Take the data below and filter it for lines containing the word "Drive"; show each line found.
---
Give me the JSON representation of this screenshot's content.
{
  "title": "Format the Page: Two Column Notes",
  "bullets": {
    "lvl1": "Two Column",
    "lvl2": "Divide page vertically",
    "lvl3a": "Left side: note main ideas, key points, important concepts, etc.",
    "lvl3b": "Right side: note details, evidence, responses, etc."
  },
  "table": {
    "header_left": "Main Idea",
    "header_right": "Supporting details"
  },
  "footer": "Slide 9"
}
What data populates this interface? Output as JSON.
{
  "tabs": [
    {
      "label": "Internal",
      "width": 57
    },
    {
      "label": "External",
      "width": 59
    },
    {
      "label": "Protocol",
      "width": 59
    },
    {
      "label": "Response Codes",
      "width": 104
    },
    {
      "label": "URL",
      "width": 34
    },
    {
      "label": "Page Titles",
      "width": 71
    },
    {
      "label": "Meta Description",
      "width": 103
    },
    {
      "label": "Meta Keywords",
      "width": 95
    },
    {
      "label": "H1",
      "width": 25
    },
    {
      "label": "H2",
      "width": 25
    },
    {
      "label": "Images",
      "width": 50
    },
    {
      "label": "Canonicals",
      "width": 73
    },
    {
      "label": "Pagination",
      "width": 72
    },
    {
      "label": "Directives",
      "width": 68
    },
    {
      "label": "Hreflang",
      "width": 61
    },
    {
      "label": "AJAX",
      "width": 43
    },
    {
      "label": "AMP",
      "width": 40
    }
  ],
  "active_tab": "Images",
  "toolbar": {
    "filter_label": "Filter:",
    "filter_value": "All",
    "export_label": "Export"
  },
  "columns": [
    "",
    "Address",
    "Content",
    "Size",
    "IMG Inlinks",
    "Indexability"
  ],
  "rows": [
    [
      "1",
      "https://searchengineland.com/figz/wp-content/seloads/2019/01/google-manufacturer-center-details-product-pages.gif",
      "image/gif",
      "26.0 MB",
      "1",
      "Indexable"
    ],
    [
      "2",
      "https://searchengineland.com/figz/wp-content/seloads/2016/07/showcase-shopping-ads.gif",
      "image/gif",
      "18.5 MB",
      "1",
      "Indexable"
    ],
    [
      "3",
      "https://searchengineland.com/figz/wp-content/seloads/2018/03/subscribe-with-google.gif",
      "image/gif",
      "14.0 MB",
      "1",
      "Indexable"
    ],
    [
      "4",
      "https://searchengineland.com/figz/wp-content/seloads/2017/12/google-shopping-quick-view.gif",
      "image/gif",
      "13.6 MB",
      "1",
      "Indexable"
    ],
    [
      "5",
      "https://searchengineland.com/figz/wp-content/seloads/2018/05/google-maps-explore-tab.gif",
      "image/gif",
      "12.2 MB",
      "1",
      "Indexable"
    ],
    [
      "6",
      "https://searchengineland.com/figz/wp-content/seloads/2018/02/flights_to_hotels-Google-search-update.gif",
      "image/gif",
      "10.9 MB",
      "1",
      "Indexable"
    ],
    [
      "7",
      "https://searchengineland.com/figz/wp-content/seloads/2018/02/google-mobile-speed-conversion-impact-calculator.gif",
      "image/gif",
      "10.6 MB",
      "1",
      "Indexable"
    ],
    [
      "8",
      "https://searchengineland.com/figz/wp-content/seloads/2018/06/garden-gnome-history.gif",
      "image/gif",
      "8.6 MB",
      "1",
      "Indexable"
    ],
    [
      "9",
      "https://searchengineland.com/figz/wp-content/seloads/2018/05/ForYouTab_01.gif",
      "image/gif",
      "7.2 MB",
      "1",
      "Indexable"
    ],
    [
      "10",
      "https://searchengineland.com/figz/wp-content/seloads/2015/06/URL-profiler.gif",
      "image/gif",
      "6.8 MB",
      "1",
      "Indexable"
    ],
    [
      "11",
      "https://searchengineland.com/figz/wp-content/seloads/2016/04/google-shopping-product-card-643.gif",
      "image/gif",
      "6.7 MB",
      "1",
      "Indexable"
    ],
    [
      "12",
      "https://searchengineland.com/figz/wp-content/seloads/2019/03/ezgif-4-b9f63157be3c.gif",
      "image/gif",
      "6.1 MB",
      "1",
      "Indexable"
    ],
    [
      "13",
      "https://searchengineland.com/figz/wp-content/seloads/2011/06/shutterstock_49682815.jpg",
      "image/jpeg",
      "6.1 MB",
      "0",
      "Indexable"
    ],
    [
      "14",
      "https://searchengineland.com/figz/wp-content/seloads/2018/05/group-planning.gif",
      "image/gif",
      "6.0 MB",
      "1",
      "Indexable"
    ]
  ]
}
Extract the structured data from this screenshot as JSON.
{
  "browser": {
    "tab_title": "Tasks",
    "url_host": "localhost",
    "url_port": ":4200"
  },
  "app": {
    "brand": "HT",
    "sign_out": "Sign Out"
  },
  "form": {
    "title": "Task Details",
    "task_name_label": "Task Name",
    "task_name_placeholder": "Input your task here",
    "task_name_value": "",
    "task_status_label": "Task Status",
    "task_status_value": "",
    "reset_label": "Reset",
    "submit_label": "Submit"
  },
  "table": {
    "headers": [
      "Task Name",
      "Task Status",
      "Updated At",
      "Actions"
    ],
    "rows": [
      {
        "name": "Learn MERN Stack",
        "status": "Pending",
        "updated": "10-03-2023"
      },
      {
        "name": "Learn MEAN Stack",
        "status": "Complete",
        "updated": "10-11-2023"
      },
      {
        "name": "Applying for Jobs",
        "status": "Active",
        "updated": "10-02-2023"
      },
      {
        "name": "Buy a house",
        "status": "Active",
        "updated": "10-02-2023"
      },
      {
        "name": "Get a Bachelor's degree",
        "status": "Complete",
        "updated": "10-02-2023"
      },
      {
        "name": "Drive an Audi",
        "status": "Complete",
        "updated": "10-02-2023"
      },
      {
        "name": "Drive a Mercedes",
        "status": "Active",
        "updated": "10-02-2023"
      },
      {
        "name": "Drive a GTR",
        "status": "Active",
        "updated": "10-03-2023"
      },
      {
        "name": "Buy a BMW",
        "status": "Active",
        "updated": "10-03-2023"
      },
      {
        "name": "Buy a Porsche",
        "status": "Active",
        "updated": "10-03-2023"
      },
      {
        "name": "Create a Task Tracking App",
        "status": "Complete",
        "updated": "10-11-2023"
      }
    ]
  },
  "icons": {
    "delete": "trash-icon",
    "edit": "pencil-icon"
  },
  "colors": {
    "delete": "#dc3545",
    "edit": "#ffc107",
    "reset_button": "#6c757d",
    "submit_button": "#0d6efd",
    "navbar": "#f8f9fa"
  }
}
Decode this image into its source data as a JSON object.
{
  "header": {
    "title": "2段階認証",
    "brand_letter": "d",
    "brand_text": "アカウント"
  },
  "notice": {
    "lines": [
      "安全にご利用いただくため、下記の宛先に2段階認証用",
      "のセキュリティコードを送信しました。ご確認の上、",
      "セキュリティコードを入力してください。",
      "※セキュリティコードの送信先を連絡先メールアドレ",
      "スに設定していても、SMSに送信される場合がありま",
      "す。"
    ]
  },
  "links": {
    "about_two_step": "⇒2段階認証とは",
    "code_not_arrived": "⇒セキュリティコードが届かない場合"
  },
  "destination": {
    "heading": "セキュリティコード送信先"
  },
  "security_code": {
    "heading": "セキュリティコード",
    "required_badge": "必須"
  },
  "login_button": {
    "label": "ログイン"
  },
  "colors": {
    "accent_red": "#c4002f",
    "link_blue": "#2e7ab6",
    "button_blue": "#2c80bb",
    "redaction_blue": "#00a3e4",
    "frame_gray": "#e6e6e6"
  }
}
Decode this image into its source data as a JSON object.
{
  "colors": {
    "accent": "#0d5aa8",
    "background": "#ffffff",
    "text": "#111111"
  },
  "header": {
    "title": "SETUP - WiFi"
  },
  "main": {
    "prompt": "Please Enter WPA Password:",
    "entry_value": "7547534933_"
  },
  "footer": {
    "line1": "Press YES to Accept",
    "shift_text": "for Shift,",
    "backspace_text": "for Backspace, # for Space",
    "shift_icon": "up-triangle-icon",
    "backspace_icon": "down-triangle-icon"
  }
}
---
Reply to the exercise:
        "name": "Drive an Audi",
        "name": "Drive a Mercedes",
        "name": "Drive a GTR",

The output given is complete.